Value of the week — Friendship

Neil Hawkes
3 min readSep 27, 2020

“Many people will walk in and out of your life, but only true friends will leave footprints in your heart.” Eleanor Roosevelt

My curiosity was activated when I read this quote of Eleanor Roosevelt and began thinking about my true friends. A true friend always seems to have your best interests at heart. Aristotle remarked that there are three main types of mutual friendships: useful; great company; and those who reflect respect and admiration.

During my life I have been blessed by experiencing more than my fair share of friendships, from people who have not asked anything of me and given their friendship freely. There are so many people worldwide: for example, here in the UK, in Australia, New Zealand, Sweden, Iceland, USA, India and China who I value as real friends. Thinking about them, I find it difficult to write about some friends whilst excluding others. I have therefore chosen to write about a few people who have been great friendship to me who are no longer alive. I think these illustrations will help us to understand the power of friendship.

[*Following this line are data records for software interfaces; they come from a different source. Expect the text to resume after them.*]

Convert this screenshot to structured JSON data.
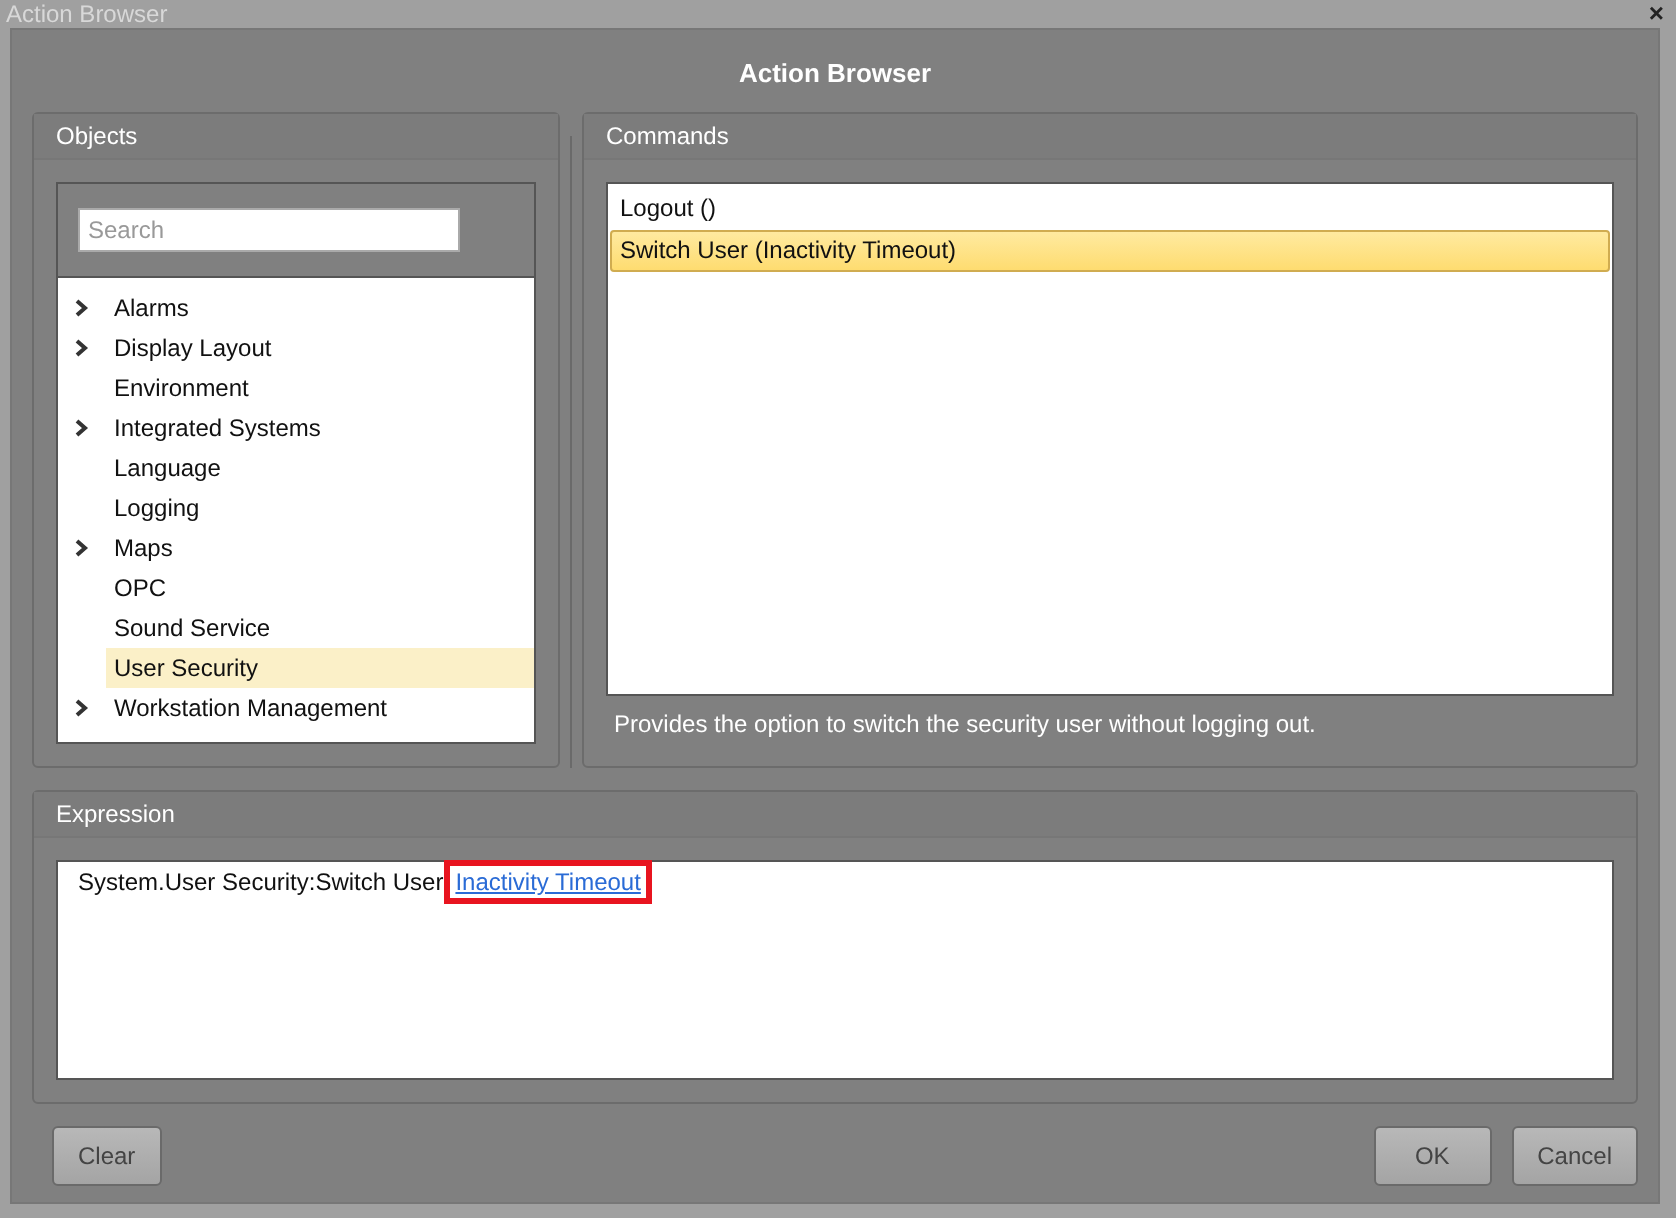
{
  "window": {
    "title": "Action Browser",
    "close": "×"
  },
  "heading": "Action Browser",
  "objects": {
    "title": "Objects",
    "search": {
      "placeholder": "Search"
    },
    "items": [
      {
        "label": "Alarms",
        "expandable": true,
        "selected": false
      },
      {
        "label": "Display Layout",
        "expandable": true,
        "selected": false
      },
      {
        "label": "Environment",
        "expandable": false,
        "selected": false
      },
      {
        "label": "Integrated Systems",
        "expandable": true,
        "selected": false
      },
      {
        "label": "Language",
        "expandable": false,
        "selected": false
      },
      {
        "label": "Logging",
        "expandable": false,
        "selected": false
      },
      {
        "label": "Maps",
        "expandable": true,
        "selected": false
      },
      {
        "label": "OPC",
        "expandable": false,
        "selected": false
      },
      {
        "label": "Sound Service",
        "expandable": false,
        "selected": false
      },
      {
        "label": "User Security",
        "expandable": false,
        "selected": true
      },
      {
        "label": "Workstation Management",
        "expandable": true,
        "selected": false
      }
    ]
  },
  "commands": {
    "title": "Commands",
    "items": [
      {
        "label": "Logout ()",
        "selected": false
      },
      {
        "label": "Switch User (Inactivity Timeout)",
        "selected": true
      }
    ],
    "description": "Provides the option to switch the security user without logging out."
  },
  "expression": {
    "title": "Expression",
    "text": "System.User Security:Switch User",
    "link": "Inactivity Timeout",
    "link_highlighted": true
  },
  "buttons": [
    {
      "label": "Clear",
      "kind": "left"
    },
    {
      "label": "OK",
      "kind": "right"
    },
    {
      "label": "Cancel",
      "kind": "right"
    }
  ]
}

Alan — a great example of friendship

My first example concerns a friend called Alan, in the photo, who died a couple of years ago at the age of 95. I met Alan nearly 40 years when we both worked for a local education authority. My introduction to Alan came in the council carpark, when he asked me if I would like a bag of carrots, which he had bought cheaply at the local market! Alan became my confidant; he was a great listener when I needed unbiased advice from a friend. His generous friendship was always unconditional and based on mutual respect and admiration. I was really lucky because he was also great company as he had an infectious interest in others, a fascinating storyteller and an eternal optimist.

My second example, of the qualities of a true friend, features my cousin Rosemary who was the Deputy Headteacher of Uckfield Community College in West Sussex. Rose, as she was known, was a great listener and organiser. She loved being proactive and being in her company enthused others with hope and optimism. Like Alan, she gave her friendship unconditionally and greatly influenced the direction of my life through her practical wisdom.

My final example is Walter Priestly, who was a producer for the Adastrians, a drama group in Swindon during the 1960’s. Wally, as he was called and his friends Beryl and Ken, took a huge interest in me as a young actor, giving me so many opportunities to learn the actor’s craft and to explore through this medium what it means to be human. Wally’s friendship helped me to develop a secure sense of self and a confidence that I could use the skills he taught me in my chosen profession — teaching.

We humans are relational beings who crave for meaningful relationships. Friendships are the bedrock of wellbeing for each of us. I am eternally grateful for my current friendships: close friends, Jane my wife, family; friends in our village, global friends and my dear friends who support our international charity, . A huge thank you to all for you precious friendship.

May I invite you today to remember and celebrate your friends and the effect that they have on the quality of your life.



Neil Hawkes

Dr. Neil Hawkes is well known as an inspirational speaker, educator, broadcaster, author and social commentator. He is a popular TEDx presenter.